Trolling through the internet blogs relating to Bukowski and to Baroque sheds some more light. A few remember Red fondly, and said they were always treated with respect, and that Red would often give them something extra with a purchase. Some other comments weren’t quite as kind:
“A cranky old fucker.”
“He was a type of eccentric character that seems to be dying off, along with the rest of his generation.”
“I was treated like shit.”
Bukowski, however, got along just fine with the real Red. He was impressed that Red was a huge fan, and had gone out of his way to stock a ton of both new and used Bukowski material. In 1989 Bukowski wrote a poem about Red, and it was published in a limited edition of 50 copies
Good luck trying to find a copy to purchase, the last one I saw was around $1700. If you are diligent, you can find the actual poem on the internet, but you will have to look hard for it, maybe even hire Nicky Belane, Hollywood’s greatest private dick to give you a hand. Hey, don’t laugh, he found Celine, didn’t he?
Red Skodolsky died in 1998 at the age of 82. The bookstore was closed and the stock liquidated.
Charles Bukowski died in 1994 not long after he finished Pulp. The one case that he had taken early on in the book was to find “The Red Sparrow.” Through thick and thin, he could never solve that until the end of the book. It’s an interesting ending, which you will enjoy, especially when you figure out who or what the Red Sparrow is.

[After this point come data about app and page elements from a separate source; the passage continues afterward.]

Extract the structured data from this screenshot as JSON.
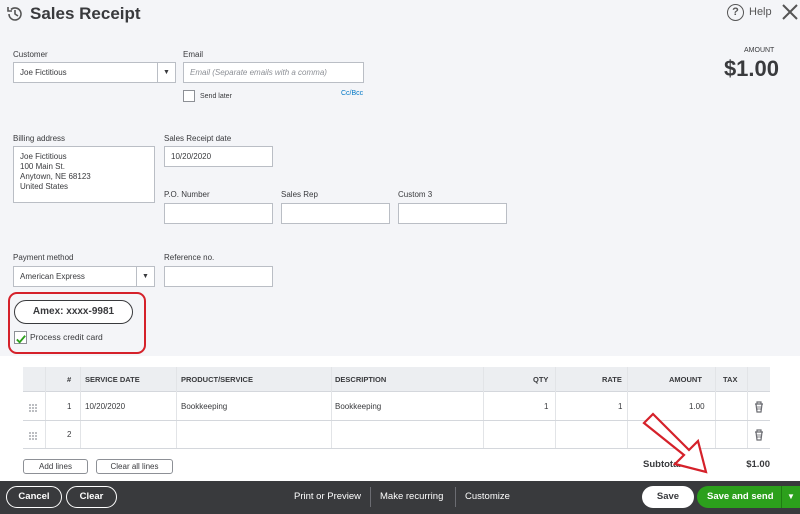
{
  "header": {
    "title": "Sales Receipt",
    "help_label": "Help",
    "icons": {
      "history": "history-icon",
      "help": "help-icon",
      "close": "close-icon"
    }
  },
  "form": {
    "customer": {
      "label": "Customer",
      "value": "Joe Fictitious"
    },
    "email": {
      "label": "Email",
      "placeholder": "Email (Separate emails with a comma)",
      "send_later": "Send later",
      "cc_bcc": "Cc/Bcc"
    },
    "amount": {
      "label": "AMOUNT",
      "value": "$1.00"
    },
    "billing_address": {
      "label": "Billing address",
      "lines": [
        "Joe Fictitious",
        "100 Main St.",
        "Anytown, NE  68123",
        "United States"
      ]
    },
    "receipt_date": {
      "label": "Sales Receipt date",
      "value": "10/20/2020"
    },
    "po_number": {
      "label": "P.O. Number",
      "value": ""
    },
    "sales_rep": {
      "label": "Sales Rep",
      "value": ""
    },
    "custom3": {
      "label": "Custom 3",
      "value": ""
    },
    "payment_method": {
      "label": "Payment method",
      "value": "American Express"
    },
    "reference_no": {
      "label": "Reference no.",
      "value": ""
    },
    "card_pill": "Amex: xxxx-9981",
    "process_card": {
      "label": "Process credit card",
      "checked": true
    }
  },
  "table": {
    "headers": [
      "#",
      "SERVICE DATE",
      "PRODUCT/SERVICE",
      "DESCRIPTION",
      "QTY",
      "RATE",
      "AMOUNT",
      "TAX"
    ],
    "rows": [
      {
        "num": "1",
        "date": "10/20/2020",
        "product": "Bookkeeping",
        "description": "Bookkeeping",
        "qty": "1",
        "rate": "1",
        "amount": "1.00"
      },
      {
        "num": "2",
        "date": "",
        "product": "",
        "description": "",
        "qty": "",
        "rate": "",
        "amount": ""
      }
    ],
    "add_lines": "Add lines",
    "clear_lines": "Clear all lines",
    "subtotal_label": "Subtotal",
    "subtotal_value": "$1.00"
  },
  "footer": {
    "cancel": "Cancel",
    "clear": "Clear",
    "print_preview": "Print or Preview",
    "make_recurring": "Make recurring",
    "customize": "Customize",
    "save": "Save",
    "save_send": "Save and send"
  },
  "colors": {
    "accent_green": "#2ca01c",
    "annotation_red": "#d5212a",
    "footer_bg": "#393a3d"
  }
}
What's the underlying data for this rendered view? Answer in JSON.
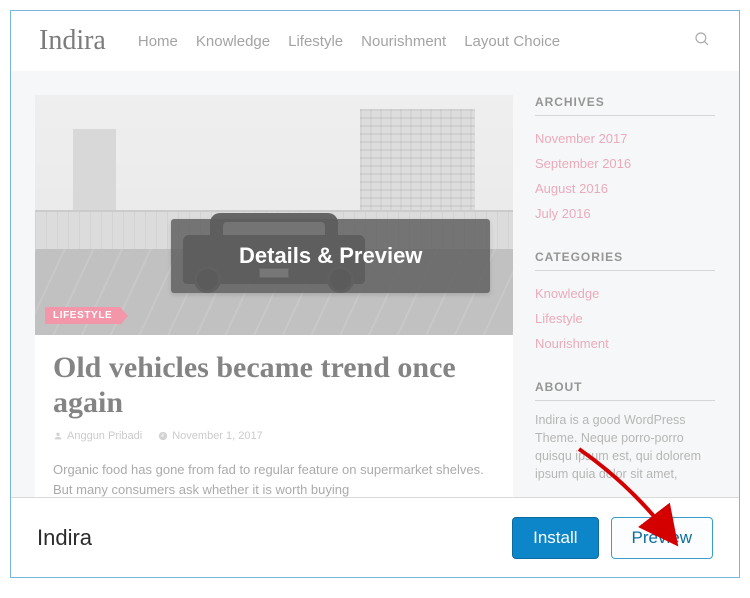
{
  "preview": {
    "site_title": "Indira",
    "nav": [
      "Home",
      "Knowledge",
      "Lifestyle",
      "Nourishment",
      "Layout Choice"
    ],
    "post": {
      "tag": "LIFESTYLE",
      "title": "Old vehicles became trend once again",
      "author": "Anggun Pribadi",
      "date": "November 1, 2017",
      "excerpt": "Organic food has gone from fad to regular feature on supermarket shelves. But many consumers ask whether it is worth buying"
    },
    "widgets": {
      "archives": {
        "title": "ARCHIVES",
        "items": [
          "November 2017",
          "September 2016",
          "August 2016",
          "July 2016"
        ]
      },
      "categories": {
        "title": "CATEGORIES",
        "items": [
          "Knowledge",
          "Lifestyle",
          "Nourishment"
        ]
      },
      "about": {
        "title": "ABOUT",
        "text": "Indira is a good WordPress Theme. Neque porro-porro quisqu ipsum est, qui dolorem ipsum quia dolor sit amet,"
      }
    },
    "hover_label": "Details & Preview"
  },
  "footer": {
    "theme_name": "Indira",
    "install_label": "Install",
    "preview_label": "Preview"
  }
}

Time for a glass of wine. Cheers to the old Hollywood.
A plaque at the site of Red’s old bookstore on Las Palmas.